I can safely say that the session on online privacy wasn’t the best-attended offering at OMMA Social at Advertising Week on Tuesday. Sure, it was late in the day, but there’s a part of me that thinks, in addition, it’s because no one wants to talk about it. After all, when there’s so much excitement around behavioral and social targeting, who wants to shut down the party? Who wants to admit that the current debate about how do-not-track is being implemented on browsers is an extreme threat to all of the fun everyone’s having? All of the money everyone’s making? All of the opportunity everyone sees?
But as I listened to the panel of experts talk, it became clear to me that most of us -- this columnist included -- have some waking up to do. Decisions are on the verge of being made for the industry that, to me, harken back a bit to the attempted SOPA/PIPA legislation which clumsily tried to enact piracy legislation earlier this year. The constituencies and issues may be different with do-not-track, but I got the feeling that, once again, things are close to being agreed upon without proper input from all parties. The industry dodged the bullet last time; we may not be so lucky this time.
I will not pretend to be an expert on the issue, but one panelist -- Jason Bier, chief privacy officer of ValueClick, who recently attended meetings on the issue at the W3C (World Wide Web Consortium), made it clear that the digital ad business runs the risk of being thrown under the bus by people wgi don’t understand the ramifications of decisions that could too easily make online advertising “one size fits all.” That wouldn’t be exactly great for CPMs. Bier, and Allie Savarino Kline -- another panelist who is chief marketing officer of 33Across -- noted that in much of the discussions going on about this, the voices of mom-and-pop publishers, who depend on online advertising revenue for their very existence, are completely absent.
To realize how big the disconnect is between the digital ad business and everyone else, ponder the fact that Microsoft -- which is, of course, a player in the advertising business -- plans to make “do-not-track” the default setting on Internet Explorer 10. The Association of National Advertisers is none too pleased about this development, but, so far, the powers-that-be at Microsoft remain unmoved. (Possible subplot: some people believe this is actually a sneaky way of keeping Google from making money off I.E. users.)
But the problems run much deeper than what goes on at regulatory meetings. The digital advertising industry has done a lousy job of expressing why being tracked might be a good thing, right down to not finding an alternative to the creepy terminology that describes how ads are served to those who see them. Another panelist, Group M Interaction COO John Montgomery, noted that words like “tracking” and “targeting” carry with them extremely negative connotations.
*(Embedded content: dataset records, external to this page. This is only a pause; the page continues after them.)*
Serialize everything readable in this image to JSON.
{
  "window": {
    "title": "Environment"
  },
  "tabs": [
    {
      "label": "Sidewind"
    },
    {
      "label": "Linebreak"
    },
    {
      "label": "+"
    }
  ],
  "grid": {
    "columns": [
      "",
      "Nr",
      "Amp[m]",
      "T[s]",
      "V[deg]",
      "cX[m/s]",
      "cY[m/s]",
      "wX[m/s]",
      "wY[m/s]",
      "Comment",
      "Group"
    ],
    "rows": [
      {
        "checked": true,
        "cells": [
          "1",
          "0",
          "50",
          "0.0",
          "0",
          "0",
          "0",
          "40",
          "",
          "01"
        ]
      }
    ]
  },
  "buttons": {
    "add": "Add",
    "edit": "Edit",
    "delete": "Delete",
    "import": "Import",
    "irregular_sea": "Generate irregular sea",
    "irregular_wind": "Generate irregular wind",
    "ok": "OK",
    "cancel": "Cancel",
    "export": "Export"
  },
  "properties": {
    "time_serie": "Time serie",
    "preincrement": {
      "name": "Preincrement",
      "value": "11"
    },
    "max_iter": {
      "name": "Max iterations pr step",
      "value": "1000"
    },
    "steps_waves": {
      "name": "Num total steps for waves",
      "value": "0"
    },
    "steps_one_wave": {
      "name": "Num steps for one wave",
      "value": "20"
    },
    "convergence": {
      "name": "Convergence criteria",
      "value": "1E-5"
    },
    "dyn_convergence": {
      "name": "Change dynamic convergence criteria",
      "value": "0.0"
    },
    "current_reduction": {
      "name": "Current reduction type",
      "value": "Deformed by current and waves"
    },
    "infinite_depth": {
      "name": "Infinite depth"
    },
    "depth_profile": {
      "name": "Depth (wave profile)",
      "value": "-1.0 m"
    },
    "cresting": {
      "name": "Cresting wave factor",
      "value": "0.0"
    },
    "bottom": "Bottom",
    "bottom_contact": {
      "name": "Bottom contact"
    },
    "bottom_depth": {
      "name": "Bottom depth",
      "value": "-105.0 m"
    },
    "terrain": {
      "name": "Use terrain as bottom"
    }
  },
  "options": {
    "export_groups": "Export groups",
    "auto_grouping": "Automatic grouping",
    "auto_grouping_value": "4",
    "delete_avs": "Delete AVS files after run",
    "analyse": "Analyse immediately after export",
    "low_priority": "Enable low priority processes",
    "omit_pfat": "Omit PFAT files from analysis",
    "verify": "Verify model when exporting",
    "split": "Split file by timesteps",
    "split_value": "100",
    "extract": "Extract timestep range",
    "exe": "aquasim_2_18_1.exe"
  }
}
Additionally, the way that the pros and cons of being tracked are described by browsers aren’t always, well, fair and balanced.
A good example is this description of “do-not-track” in the support section of Mozilla Firefox’s Web site. It never explains that if you, the user, opt in to tracking, you still remain anonymous. Advertisers can’t show up at your house. You have to believe that most users assume the opposite. Meanwhile, the description’s one concession to the other side of the argument -- that targeted advertising is the lifeblood of the Internet -- is this glancing reference: “Note: You may see less relevant advertising on websites if you have the do-not-track option activated.”
I’m going to suggest the following small tweak to the above. Here goes: “Note: You may see less relevant advertising on websites if you have the do-not-track option activated – assuming that the new, do-not-track-borne economics of the Internet don’t put those websites out of business."